Background and Purpose-National guidelines recommend lipid testing for all patients with ischemic stroke and transient ischemic attack. This study examined the frequency and predictors for in-hospital low-density lipoprotein testing using data from a nationwide stroke registry. Methods-Between 2003 and 2008, Get With The Guideline-Stroke (GWTG-Stroke) hospitals (n=981) contributed 479 284 consecutive ischemic stroke or transient ischemic attack admissions. Logistic regression models were used to determine patient and hospital characteristics associated with lipid testing. Results-Frequency of LDL measurement increased from 54.3% in 2003 to 81.9% in 2008 (P<0.001), the adjusted OR for LDL measurement was 1.23 per additional calendar year (95% CI, 1.18 to 1.29; P<0.001). The frequency of LDL measurement also increased with longer hospital program participation; the adjusted OR was 1.17 per additional year of GWTG-Stroke participation (95% CI, 1.12 to 1.23; P<0.001). LDL measurement was lower in women, nonsmokers, those with atrial fibrillation, those with a history of stroke or transient ischemic attack, and in those with transient ischemic attack (versus ischemic stroke; all P<0.001). LDL ≥100 mg/dL was seen in 52.1% of those tested, including in 35.5% of patients already prescribed lipid-lowering therapy before admission. Conclusions-Rates of LDL measurement in hospitalized patients with ischemic stroke and transient ischemic attack have improved dramatically in this large quality improvement program, although disparities in testing still exist. Testing frequently revealed an LDL level that could prompt a change in clinical management.

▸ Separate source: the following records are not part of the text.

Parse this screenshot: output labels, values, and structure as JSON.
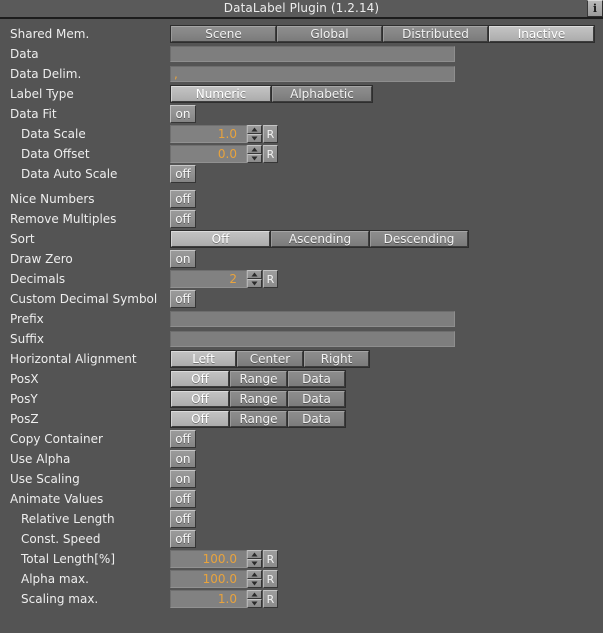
{
  "window": {
    "title": "DataLabel Plugin (1.2.14)",
    "info_icon": "info-icon",
    "info_label": "i"
  },
  "colors": {
    "background": "#545454",
    "titlebar": "#5a5a5a",
    "value_text": "#e8a33d",
    "button_face": "#868686",
    "button_active": "#b8b8b8",
    "field": "#7e7e7e"
  },
  "rows": {
    "shared_mem": {
      "label": "Shared Mem.",
      "options": [
        "Scene",
        "Global",
        "Distributed",
        "Inactive"
      ],
      "selected": "Inactive"
    },
    "data": {
      "label": "Data",
      "value": "",
      "placeholder": ""
    },
    "data_delim": {
      "label": "Data Delim.",
      "value": ",",
      "placeholder": ""
    },
    "label_type": {
      "label": "Label Type",
      "options": [
        "Numeric",
        "Alphabetic"
      ],
      "selected": "Numeric"
    },
    "data_fit": {
      "label": "Data Fit",
      "value": "on"
    },
    "data_scale": {
      "label": "Data Scale",
      "value": "1.0",
      "reset": "R"
    },
    "data_offset": {
      "label": "Data Offset",
      "value": "0.0",
      "reset": "R"
    },
    "data_auto_scale": {
      "label": "Data Auto Scale",
      "value": "off"
    },
    "nice_numbers": {
      "label": "Nice Numbers",
      "value": "off"
    },
    "remove_multiples": {
      "label": "Remove Multiples",
      "value": "off"
    },
    "sort": {
      "label": "Sort",
      "options": [
        "Off",
        "Ascending",
        "Descending"
      ],
      "selected": "Off"
    },
    "draw_zero": {
      "label": "Draw Zero",
      "value": "on"
    },
    "decimals": {
      "label": "Decimals",
      "value": "2",
      "reset": "R"
    },
    "custom_decimal_symbol": {
      "label": "Custom Decimal Symbol",
      "value": "off"
    },
    "prefix": {
      "label": "Prefix",
      "value": "",
      "placeholder": ""
    },
    "suffix": {
      "label": "Suffix",
      "value": "",
      "placeholder": ""
    },
    "horizontal_alignment": {
      "label": "Horizontal Alignment",
      "options": [
        "Left",
        "Center",
        "Right"
      ],
      "selected": "Left"
    },
    "pos_x": {
      "label": "PosX",
      "options": [
        "Off",
        "Range",
        "Data"
      ],
      "selected": "Off"
    },
    "pos_y": {
      "label": "PosY",
      "options": [
        "Off",
        "Range",
        "Data"
      ],
      "selected": "Off"
    },
    "pos_z": {
      "label": "PosZ",
      "options": [
        "Off",
        "Range",
        "Data"
      ],
      "selected": "Off"
    },
    "copy_container": {
      "label": "Copy Container",
      "value": "off"
    },
    "use_alpha": {
      "label": "Use Alpha",
      "value": "on"
    },
    "use_scaling": {
      "label": "Use Scaling",
      "value": "on"
    },
    "animate_values": {
      "label": "Animate Values",
      "value": "off"
    },
    "relative_length": {
      "label": "Relative Length",
      "value": "off"
    },
    "const_speed": {
      "label": "Const. Speed",
      "value": "off"
    },
    "total_length": {
      "label": "Total Length[%]",
      "value": "100.0",
      "reset": "R"
    },
    "alpha_max": {
      "label": "Alpha max.",
      "value": "100.0",
      "reset": "R"
    },
    "scaling_max": {
      "label": "Scaling max.",
      "value": "1.0",
      "reset": "R"
    }
  }
}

- Health services research
- Ischemic stroke
- Transient ischemic attack
ASJC Scopus subject areas
- Clinical Neurology
- Cardiology and Cardiovascular Medicine
- Advanced and Specialized Nursing